## TASK DESCRIPTION
Go through the records below and copy out every line holding "object".

## SOURCE INFORMATION
------------------------

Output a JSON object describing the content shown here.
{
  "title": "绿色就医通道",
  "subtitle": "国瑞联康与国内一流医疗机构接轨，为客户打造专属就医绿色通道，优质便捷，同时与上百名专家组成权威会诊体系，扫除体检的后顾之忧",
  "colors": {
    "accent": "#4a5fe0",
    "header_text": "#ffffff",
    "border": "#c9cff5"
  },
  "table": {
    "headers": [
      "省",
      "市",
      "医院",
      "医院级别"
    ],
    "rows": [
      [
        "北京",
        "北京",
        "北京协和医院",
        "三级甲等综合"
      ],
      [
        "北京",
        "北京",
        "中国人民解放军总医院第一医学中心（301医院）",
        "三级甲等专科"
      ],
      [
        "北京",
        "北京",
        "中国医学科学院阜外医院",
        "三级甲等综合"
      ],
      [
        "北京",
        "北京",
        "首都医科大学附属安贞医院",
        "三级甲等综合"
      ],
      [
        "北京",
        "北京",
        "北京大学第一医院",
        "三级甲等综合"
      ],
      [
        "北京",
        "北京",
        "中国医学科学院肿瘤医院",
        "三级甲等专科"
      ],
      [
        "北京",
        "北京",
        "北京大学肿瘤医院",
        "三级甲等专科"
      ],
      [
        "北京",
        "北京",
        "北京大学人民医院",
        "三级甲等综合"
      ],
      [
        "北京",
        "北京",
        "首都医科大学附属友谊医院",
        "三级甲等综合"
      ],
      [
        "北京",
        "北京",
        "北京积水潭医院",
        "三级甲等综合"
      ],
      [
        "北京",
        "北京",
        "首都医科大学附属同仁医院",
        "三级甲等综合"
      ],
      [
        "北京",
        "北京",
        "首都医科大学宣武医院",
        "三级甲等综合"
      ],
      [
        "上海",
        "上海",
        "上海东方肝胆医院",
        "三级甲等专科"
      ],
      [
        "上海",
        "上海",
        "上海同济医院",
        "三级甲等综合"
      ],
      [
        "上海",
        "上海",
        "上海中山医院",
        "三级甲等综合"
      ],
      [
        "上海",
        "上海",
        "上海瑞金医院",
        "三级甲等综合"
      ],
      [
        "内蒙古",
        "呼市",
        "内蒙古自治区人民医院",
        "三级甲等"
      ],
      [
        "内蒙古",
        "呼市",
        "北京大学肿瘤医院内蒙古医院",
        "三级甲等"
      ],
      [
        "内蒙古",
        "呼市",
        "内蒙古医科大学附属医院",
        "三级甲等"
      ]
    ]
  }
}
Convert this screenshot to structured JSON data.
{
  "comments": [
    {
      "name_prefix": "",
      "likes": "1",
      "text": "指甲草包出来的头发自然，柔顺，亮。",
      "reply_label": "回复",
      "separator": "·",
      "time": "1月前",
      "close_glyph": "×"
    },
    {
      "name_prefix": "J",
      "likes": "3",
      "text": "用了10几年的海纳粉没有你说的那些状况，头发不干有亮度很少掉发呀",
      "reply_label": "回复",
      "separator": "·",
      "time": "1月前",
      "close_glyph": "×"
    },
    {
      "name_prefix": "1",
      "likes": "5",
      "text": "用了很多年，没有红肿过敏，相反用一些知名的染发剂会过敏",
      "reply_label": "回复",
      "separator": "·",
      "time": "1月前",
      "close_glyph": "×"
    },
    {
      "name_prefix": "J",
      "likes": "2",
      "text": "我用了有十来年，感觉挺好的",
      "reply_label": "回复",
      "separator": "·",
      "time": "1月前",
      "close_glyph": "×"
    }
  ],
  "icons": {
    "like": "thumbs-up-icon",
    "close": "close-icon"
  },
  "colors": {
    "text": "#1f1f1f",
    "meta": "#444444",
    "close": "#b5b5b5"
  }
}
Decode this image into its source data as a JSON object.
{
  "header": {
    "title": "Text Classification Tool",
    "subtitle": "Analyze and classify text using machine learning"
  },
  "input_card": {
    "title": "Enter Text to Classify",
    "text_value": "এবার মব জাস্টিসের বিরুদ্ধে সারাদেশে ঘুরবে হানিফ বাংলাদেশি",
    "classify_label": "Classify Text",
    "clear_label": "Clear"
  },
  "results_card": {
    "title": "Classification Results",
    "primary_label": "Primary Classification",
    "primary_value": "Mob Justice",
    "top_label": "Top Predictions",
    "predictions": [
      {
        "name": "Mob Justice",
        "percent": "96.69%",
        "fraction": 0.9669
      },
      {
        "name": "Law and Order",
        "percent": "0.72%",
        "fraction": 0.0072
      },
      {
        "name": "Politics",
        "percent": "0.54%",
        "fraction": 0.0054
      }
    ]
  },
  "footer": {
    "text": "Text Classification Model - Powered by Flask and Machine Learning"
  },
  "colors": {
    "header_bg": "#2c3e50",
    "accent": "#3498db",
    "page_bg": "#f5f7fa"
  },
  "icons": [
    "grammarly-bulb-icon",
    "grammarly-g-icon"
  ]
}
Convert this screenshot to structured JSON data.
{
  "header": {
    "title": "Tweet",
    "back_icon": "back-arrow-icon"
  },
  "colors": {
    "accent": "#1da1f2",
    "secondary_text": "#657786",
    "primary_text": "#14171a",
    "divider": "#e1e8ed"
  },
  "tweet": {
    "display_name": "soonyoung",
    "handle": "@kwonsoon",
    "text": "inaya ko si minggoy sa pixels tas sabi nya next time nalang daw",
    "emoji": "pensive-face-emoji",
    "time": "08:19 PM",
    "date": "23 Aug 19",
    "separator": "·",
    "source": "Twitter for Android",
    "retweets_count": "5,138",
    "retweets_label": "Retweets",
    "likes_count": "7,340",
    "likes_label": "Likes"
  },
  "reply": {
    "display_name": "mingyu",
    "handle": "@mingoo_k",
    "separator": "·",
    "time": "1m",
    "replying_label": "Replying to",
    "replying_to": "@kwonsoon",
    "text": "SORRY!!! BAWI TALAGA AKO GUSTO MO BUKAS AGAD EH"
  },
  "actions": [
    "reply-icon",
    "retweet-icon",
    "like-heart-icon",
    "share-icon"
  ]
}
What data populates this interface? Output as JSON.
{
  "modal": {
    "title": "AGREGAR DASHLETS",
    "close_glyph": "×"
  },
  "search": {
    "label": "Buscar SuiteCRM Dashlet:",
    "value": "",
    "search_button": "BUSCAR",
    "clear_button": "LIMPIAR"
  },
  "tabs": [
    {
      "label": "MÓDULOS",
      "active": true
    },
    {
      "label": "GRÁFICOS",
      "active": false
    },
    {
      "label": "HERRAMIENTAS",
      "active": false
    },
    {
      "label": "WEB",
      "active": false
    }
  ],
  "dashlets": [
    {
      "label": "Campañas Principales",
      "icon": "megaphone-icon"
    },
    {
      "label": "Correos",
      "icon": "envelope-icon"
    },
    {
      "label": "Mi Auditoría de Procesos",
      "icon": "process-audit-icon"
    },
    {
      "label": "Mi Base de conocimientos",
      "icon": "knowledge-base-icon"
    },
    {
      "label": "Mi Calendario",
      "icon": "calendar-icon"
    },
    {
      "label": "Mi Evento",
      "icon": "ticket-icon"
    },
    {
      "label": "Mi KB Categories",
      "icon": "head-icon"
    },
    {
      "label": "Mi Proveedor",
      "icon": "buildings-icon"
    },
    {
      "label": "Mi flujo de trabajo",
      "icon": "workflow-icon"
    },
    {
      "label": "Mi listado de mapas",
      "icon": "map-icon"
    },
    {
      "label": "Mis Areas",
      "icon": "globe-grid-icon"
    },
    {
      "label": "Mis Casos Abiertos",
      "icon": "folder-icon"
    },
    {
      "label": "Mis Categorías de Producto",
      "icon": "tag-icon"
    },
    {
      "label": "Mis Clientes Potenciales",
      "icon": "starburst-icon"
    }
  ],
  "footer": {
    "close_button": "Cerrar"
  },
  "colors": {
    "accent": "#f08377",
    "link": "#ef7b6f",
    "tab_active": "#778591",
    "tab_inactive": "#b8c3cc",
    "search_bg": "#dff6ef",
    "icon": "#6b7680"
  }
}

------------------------

## RESPONSE FOR THIS EXERCISE
Output a JSON object describing the content shown here.
Decode this image into its source data as a JSON object.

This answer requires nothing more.